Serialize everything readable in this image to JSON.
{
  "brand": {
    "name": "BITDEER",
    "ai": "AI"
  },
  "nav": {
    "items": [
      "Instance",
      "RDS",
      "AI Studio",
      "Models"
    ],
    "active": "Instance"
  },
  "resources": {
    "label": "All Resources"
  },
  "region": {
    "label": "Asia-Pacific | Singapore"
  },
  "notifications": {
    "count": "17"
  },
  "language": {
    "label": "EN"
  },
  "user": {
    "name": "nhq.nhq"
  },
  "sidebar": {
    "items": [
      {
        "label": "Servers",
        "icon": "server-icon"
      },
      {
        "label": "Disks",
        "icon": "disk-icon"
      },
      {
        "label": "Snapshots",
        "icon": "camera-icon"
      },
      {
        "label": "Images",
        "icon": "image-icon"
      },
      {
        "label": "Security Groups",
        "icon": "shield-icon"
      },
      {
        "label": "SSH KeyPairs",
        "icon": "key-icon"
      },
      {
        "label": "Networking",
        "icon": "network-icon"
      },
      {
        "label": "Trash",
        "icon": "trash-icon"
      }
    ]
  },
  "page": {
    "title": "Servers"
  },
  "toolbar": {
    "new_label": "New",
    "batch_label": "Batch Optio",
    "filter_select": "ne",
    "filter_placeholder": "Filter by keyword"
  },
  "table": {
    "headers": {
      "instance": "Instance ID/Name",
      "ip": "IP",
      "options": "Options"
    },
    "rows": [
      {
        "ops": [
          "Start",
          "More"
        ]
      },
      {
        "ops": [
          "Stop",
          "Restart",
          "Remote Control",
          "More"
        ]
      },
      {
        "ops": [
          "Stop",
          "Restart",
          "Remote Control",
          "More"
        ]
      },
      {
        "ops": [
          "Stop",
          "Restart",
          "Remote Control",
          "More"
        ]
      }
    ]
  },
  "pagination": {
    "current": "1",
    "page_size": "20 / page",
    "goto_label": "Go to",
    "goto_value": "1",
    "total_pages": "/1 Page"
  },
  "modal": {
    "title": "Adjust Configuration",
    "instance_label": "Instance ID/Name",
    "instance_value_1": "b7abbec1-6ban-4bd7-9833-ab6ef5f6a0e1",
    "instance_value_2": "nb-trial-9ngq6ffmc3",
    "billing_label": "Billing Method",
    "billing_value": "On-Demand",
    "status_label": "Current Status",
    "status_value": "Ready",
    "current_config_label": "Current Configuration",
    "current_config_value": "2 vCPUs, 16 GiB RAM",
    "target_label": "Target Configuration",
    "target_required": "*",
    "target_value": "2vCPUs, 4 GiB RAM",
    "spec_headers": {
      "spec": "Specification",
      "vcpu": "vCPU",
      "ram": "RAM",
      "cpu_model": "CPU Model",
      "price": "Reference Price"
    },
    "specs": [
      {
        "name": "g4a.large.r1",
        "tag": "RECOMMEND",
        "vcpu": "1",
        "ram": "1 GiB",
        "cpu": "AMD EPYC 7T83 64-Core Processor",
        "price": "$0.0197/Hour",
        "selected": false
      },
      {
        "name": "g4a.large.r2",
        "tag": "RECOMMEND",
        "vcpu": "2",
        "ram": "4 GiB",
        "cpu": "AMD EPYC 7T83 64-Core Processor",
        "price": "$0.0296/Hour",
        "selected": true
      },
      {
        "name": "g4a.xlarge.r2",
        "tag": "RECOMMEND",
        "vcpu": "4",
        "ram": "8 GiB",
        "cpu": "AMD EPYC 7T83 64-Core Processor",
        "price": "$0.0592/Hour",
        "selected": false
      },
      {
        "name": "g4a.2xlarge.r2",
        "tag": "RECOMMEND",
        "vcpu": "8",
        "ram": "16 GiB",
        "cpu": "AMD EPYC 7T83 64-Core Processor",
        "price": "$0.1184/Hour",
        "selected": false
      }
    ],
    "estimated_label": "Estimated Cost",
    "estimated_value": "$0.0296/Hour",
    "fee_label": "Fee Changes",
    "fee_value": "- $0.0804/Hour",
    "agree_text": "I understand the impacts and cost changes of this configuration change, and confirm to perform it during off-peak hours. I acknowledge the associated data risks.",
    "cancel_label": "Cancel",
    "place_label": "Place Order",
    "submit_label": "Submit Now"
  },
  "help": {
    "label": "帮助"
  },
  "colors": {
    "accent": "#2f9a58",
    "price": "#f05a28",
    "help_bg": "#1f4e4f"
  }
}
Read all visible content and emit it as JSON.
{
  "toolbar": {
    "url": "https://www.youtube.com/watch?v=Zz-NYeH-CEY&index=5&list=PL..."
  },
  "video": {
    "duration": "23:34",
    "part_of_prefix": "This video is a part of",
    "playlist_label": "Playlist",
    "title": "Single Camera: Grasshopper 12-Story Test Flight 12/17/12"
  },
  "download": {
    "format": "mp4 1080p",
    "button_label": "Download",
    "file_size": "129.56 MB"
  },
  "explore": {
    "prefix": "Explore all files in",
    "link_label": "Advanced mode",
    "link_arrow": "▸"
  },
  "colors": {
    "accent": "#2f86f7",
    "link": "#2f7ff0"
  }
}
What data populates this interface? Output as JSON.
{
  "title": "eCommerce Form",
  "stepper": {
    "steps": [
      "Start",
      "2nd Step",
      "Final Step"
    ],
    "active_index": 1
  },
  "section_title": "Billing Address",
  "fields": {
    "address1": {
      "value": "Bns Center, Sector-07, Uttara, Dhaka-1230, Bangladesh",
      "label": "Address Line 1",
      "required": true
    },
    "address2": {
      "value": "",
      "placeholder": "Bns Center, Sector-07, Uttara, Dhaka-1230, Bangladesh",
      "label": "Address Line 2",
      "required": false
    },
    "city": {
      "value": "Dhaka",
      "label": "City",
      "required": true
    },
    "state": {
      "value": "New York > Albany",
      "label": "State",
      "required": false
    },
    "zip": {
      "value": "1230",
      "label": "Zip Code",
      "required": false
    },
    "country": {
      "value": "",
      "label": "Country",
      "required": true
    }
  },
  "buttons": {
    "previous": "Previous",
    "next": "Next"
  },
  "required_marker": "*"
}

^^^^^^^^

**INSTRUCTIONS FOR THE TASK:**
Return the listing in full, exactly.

**SOLUTION FOR THIS PROBLEM:**
Serialize everything readable in this image to JSON.
{
  "brand": {
    "name": "BITDEER",
    "ai": "AI"
  },
  "nav": {
    "items": [
      "Instance",
      "RDS",
      "AI Studio",
      "Models"
    ],
    "active": "Instance"
  },
  "resources": {
    "label": "All Resources"
  },
  "region": {
    "label": "Asia-Pacific | Singapore"
  },
  "notifications": {
    "count": "17"
  },
  "language": {
    "label": "EN"
  },
  "user": {
    "name": "nhq.nhq"
  },
  "sidebar": {
    "items": [
      {
        "label": "Servers",
        "icon": "server-icon"
      },
      {
        "label": "Disks",
        "icon": "disk-icon"
      },
      {
        "label": "Snapshots",
        "icon": "camera-icon"
      },
      {
        "label": "Images",
        "icon": "image-icon"
      },
      {
        "label": "Security Groups",
        "icon": "shield-icon"
      },
      {
        "label": "SSH KeyPairs",
        "icon": "key-icon"
      },
      {
        "label": "Networking",
        "icon": "network-icon"
      },
      {
        "label": "Trash",
        "icon": "trash-icon"
      }
    ]
  },
  "page": {
    "title": "Servers"
  },
  "toolbar": {
    "new_label": "New",
    "batch_label": "Batch Optio",
    "filter_select": "ne",
    "filter_placeholder": "Filter by keyword"
  },
  "table": {
    "headers": {
      "instance": "Instance ID/Name",
      "ip": "IP",
      "options": "Options"
    },
    "rows": [
      {
        "ops": [
          "Start",
          "More"
        ]
      },
      {
        "ops": [
          "Stop",
          "Restart",
          "Remote Control",
          "More"
        ]
      },
      {
        "ops": [
          "Stop",
          "Restart",
          "Remote Control",
          "More"
        ]
      },
      {
        "ops": [
          "Stop",
          "Restart",
          "Remote Control",
          "More"
        ]
      }
    ]
  },
  "pagination": {
    "current": "1",
    "page_size": "20 / page",
    "goto_label": "Go to",
    "goto_value": "1",
    "total_pages": "/1 Page"
  },
  "modal": {
    "title": "Adjust Configuration",
    "instance_label": "Instance ID/Name",
    "instance_value_1": "b7abbec1-6ban-4bd7-9833-ab6ef5f6a0e1",
    "instance_value_2": "nb-trial-9ngq6ffmc3",
    "billing_label": "Billing Method",
    "billing_value": "On-Demand",
    "status_label": "Current Status",
    "status_value": "Ready",
    "current_config_label": "Current Configuration",
    "current_config_value": "2 vCPUs, 16 GiB RAM",
    "target_label": "Target Configuration",
    "target_required": "*",
    "target_value": "2vCPUs, 4 GiB RAM",
    "spec_headers": {
      "spec": "Specification",
      "vcpu": "vCPU",
      "ram": "RAM",
      "cpu_model": "CPU Model",
      "price": "Reference Price"
    },
    "specs": [
      {
        "name": "g4a.large.r1",
        "tag": "RECOMMEND",
        "vcpu": "1",
        "ram": "1 GiB",
        "cpu": "AMD EPYC 7T83 64-Core Processor",
        "price": "$0.0197/Hour",
        "selected": false
      },
      {
        "name": "g4a.large.r2",
        "tag": "RECOMMEND",
        "vcpu": "2",
        "ram": "4 GiB",
        "cpu": "AMD EPYC 7T83 64-Core Processor",
        "price": "$0.0296/Hour",
        "selected": true
      },
      {
        "name": "g4a.xlarge.r2",
        "tag": "RECOMMEND",
        "vcpu": "4",
        "ram": "8 GiB",
        "cpu": "AMD EPYC 7T83 64-Core Processor",
        "price": "$0.0592/Hour",
        "selected": false
      },
      {
        "name": "g4a.2xlarge.r2",
        "tag": "RECOMMEND",
        "vcpu": "8",
        "ram": "16 GiB",
        "cpu": "AMD EPYC 7T83 64-Core Processor",
        "price": "$0.1184/Hour",
        "selected": false
      }
    ],
    "estimated_label": "Estimated Cost",
    "estimated_value": "$0.0296/Hour",
    "fee_label": "Fee Changes",
    "fee_value": "- $0.0804/Hour",
    "agree_text": "I understand the impacts and cost changes of this configuration change, and confirm to perform it during off-peak hours. I acknowledge the associated data risks.",
    "cancel_label": "Cancel",
    "place_label": "Place Order",
    "submit_label": "Submit Now"
  },
  "help": {
    "label": "帮助"
  },
  "colors": {
    "accent": "#2f9a58",
    "price": "#f05a28",
    "help_bg": "#1f4e4f"
  }
}
Read all visible content and emit it as JSON.
{
  "toolbar": {
    "url": "https://www.youtube.com/watch?v=Zz-NYeH-CEY&index=5&list=PL..."
  },
  "video": {
    "duration": "23:34",
    "part_of_prefix": "This video is a part of",
    "playlist_label": "Playlist",
    "title": "Single Camera: Grasshopper 12-Story Test Flight 12/17/12"
  },
  "download": {
    "format": "mp4 1080p",
    "button_label": "Download",
    "file_size": "129.56 MB"
  },
  "explore": {
    "prefix": "Explore all files in",
    "link_label": "Advanced mode",
    "link_arrow": "▸"
  },
  "colors": {
    "accent": "#2f86f7",
    "link": "#2f7ff0"
  }
}
What data populates this interface? Output as JSON.
{
  "title": "eCommerce Form",
  "stepper": {
    "steps": [
      "Start",
      "2nd Step",
      "Final Step"
    ],
    "active_index": 1
  },
  "section_title": "Billing Address",
  "fields": {
    "address1": {
      "value": "Bns Center, Sector-07, Uttara, Dhaka-1230, Bangladesh",
      "label": "Address Line 1",
      "required": true
    },
    "address2": {
      "value": "",
      "placeholder": "Bns Center, Sector-07, Uttara, Dhaka-1230, Bangladesh",
      "label": "Address Line 2",
      "required": false
    },
    "city": {
      "value": "Dhaka",
      "label": "City",
      "required": true
    },
    "state": {
      "value": "New York > Albany",
      "label": "State",
      "required": false
    },
    "zip": {
      "value": "1230",
      "label": "Zip Code",
      "required": false
    },
    "country": {
      "value": "",
      "label": "Country",
      "required": true
    }
  },
  "buttons": {
    "previous": "Previous",
    "next": "Next"
  },
  "required_marker": "*"
}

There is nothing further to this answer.